I’ve written several times on this blog about the importance of pretend play in your child’s development. Pretend play is a reflection of the way your child’s brain is processing what goes on in the world around him. In a cognitive as well as emotional sense, pretend play is a bridge to your child’s mind.
As s/he grows and develops, you can expect your child’s pretend play to become more complex and sophisticated. That means at age one year, you might notice your child patting, hugging, or bottle feeding a doll. You’ll think its adorable when s/he “talks” on the phone. At age two, your little girl or boy will be feeding and putting a doll to bed. By the age of three most children of both genders will pretend to cook, and use multiple sequential steps to prepare their favorite imaginary dishes. These steps may include pouring, mixing, baking, and serving food.

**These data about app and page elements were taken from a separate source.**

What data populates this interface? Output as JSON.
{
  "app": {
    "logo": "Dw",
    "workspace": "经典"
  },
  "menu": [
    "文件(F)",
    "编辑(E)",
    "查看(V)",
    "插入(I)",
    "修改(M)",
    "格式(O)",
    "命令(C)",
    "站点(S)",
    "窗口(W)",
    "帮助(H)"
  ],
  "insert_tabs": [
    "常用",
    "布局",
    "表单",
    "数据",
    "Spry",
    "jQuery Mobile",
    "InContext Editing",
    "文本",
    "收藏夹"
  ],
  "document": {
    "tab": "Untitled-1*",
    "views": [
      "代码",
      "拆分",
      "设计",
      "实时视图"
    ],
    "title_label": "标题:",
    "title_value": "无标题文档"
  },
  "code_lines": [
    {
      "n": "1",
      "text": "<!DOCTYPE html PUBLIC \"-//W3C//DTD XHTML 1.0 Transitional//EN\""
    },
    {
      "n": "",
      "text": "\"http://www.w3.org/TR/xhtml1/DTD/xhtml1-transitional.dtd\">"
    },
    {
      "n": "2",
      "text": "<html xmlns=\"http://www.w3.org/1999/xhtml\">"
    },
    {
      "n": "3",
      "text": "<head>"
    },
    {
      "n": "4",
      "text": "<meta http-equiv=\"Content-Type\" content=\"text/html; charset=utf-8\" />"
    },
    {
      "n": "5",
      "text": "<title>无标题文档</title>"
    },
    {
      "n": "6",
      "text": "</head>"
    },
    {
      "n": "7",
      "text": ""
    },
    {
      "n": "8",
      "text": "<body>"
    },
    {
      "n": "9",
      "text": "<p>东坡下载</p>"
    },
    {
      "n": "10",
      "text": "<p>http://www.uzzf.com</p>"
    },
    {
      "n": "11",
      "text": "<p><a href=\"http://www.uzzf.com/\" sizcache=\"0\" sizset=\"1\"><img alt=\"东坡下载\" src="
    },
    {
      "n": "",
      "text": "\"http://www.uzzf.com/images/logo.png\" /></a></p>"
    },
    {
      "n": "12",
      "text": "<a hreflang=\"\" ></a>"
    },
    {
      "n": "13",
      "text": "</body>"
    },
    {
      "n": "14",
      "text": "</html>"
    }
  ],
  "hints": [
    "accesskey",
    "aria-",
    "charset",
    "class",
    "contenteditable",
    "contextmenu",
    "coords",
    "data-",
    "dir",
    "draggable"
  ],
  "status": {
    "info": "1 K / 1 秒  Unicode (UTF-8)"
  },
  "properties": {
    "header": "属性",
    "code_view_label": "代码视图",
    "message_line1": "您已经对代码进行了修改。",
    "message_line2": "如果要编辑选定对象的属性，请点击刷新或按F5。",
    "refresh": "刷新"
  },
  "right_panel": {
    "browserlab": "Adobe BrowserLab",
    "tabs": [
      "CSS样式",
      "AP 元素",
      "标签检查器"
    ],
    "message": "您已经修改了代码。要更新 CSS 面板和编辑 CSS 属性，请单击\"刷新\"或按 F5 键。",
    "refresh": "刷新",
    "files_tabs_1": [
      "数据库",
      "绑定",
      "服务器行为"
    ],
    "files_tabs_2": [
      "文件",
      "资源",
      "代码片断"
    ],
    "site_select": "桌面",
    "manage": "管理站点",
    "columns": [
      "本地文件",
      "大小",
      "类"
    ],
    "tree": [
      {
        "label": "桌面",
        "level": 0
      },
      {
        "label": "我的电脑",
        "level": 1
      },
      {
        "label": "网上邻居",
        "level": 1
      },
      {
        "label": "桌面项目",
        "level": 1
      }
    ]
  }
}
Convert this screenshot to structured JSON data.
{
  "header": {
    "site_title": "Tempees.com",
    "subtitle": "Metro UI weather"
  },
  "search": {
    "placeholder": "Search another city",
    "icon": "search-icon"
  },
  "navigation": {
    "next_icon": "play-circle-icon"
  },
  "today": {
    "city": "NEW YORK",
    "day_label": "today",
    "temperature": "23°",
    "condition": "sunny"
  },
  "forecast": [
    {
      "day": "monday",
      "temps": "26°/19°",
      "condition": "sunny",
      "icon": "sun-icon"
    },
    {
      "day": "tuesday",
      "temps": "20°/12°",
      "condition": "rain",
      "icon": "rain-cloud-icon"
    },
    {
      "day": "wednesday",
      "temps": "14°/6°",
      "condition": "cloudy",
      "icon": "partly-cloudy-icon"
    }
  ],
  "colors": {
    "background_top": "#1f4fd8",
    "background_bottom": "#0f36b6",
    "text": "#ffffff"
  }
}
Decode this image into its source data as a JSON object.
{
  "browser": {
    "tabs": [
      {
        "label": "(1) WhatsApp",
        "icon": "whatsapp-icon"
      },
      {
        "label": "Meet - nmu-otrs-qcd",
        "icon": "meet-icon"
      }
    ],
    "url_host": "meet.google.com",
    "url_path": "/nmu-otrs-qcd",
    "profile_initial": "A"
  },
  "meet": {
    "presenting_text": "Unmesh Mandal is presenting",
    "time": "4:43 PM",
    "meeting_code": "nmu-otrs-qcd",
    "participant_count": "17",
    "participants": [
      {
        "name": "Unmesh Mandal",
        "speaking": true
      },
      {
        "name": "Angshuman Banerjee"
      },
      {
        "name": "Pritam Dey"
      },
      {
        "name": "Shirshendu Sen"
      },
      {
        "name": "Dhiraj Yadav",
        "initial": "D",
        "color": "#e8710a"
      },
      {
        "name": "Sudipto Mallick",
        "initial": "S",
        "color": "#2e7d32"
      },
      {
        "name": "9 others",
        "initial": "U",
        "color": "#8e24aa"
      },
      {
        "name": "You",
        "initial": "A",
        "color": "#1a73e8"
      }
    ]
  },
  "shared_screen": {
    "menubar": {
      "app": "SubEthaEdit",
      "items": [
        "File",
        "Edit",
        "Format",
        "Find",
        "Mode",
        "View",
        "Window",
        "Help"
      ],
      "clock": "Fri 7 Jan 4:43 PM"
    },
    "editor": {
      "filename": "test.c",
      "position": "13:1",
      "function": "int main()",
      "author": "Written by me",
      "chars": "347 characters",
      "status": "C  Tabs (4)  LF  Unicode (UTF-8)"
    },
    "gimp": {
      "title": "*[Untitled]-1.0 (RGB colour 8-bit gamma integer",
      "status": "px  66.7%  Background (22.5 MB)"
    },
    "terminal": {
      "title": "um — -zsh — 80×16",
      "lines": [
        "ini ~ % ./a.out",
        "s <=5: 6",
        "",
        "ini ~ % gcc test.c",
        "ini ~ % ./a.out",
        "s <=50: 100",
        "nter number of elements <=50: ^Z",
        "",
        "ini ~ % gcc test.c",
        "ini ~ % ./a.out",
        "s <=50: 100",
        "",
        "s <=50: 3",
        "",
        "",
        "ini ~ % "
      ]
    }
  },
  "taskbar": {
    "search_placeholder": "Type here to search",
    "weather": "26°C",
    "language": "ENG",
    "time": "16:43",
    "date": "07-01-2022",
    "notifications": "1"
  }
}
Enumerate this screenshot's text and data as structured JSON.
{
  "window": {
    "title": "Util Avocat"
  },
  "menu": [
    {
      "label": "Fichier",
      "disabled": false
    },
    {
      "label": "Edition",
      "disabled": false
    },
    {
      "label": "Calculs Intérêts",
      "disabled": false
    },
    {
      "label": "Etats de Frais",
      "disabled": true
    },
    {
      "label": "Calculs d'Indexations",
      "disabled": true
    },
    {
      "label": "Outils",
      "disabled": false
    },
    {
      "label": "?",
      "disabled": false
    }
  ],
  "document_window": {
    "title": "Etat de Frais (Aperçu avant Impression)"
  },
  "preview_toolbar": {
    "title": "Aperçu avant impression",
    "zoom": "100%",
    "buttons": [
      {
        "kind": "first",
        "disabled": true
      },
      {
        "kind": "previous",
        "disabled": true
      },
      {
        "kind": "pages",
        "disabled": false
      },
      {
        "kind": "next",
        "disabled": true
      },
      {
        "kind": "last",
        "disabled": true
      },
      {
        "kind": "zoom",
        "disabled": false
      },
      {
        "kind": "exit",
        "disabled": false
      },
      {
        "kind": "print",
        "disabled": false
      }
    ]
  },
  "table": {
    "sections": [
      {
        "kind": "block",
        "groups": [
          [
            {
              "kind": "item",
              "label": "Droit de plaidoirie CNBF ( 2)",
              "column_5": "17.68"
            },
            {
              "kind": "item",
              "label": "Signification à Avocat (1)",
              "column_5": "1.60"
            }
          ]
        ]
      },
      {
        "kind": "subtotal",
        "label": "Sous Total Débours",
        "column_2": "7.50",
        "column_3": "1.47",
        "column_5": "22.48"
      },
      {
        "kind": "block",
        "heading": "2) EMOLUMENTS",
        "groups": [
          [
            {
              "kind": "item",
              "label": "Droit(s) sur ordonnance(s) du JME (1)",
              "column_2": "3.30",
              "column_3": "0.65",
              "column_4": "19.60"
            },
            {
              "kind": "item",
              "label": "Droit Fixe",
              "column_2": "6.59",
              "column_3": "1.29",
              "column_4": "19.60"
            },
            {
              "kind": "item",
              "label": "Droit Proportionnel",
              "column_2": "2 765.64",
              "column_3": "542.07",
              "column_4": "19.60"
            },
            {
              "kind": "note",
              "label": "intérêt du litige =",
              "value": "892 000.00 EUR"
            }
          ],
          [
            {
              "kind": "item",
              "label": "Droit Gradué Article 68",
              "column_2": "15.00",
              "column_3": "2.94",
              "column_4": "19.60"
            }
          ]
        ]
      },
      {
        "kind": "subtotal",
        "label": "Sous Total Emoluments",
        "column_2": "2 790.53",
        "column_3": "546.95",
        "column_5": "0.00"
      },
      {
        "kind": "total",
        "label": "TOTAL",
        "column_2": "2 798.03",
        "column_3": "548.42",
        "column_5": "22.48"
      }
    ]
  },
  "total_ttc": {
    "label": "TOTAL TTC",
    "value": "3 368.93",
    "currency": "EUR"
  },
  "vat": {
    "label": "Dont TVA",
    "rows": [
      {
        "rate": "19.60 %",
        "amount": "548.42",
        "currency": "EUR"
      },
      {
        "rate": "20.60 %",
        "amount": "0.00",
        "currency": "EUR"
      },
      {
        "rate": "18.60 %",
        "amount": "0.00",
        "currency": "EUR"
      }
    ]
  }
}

At this stage, age 3-4 years, the beginnings of sequence concepts form in your child’s mind. Sequence concepts are the understanding of events or items coming in a logical order. For example, first we put toothpaste on the brush, then we brush our teeth, and lastly, we rinse.
In many ways, sequence concepts are the underpinnings of strong academic skills. Your child’s play is preparing his mind for processing complex information. Right now your child is undressing her doll and putting it to bed. Or, he may be loading passengers into a toy airplane and then racing down the runway. This paves the way for story comprehension and retelling, a key to early reading and writing. The sequence skills developed through play and conversation will help your child become a reader and writer, and may help him understand concepts in mathematics.
To facilitate mastery of sequence concepts, get involved in your child’s play. Make believe with your child as if you were a kid again. Introduce your child to events happening in sequence. Here are just a few ideas, although there really is no limit to what can be imagined!
- We’re going on an airplane: Pack your bags and buy a “ticket”. Have your child board the plane and fasten seatbelt. Pretend that you are taking off. Serve beverages and a complimentary snack. Prepare for landing!
- Let’s make a surprise party! Prepare a party for an imaginary friend, stuffed animal, or doll. This is so much fun and sooo dramatic! Bake a cake, set the table, hang up “decorations”. Hide until the friend comes and then shout “surprise!
- Adopting a new pet: “chose” your new pet from a selection of stuffed animals, and pay for it. Take it home and give it a name. Prepare the new pet’s bed and meals. Introduce it to other family members.
Because pretend play is a bridge to your child’s mind, it is also a tool to help prepare him for an upcoming event like a wedding, holiday party, doctor’s visit, or vacation. Role-play the scenario, taking him through the sequence of events from beginning to end. You never know; it may help you feel more prepared as well!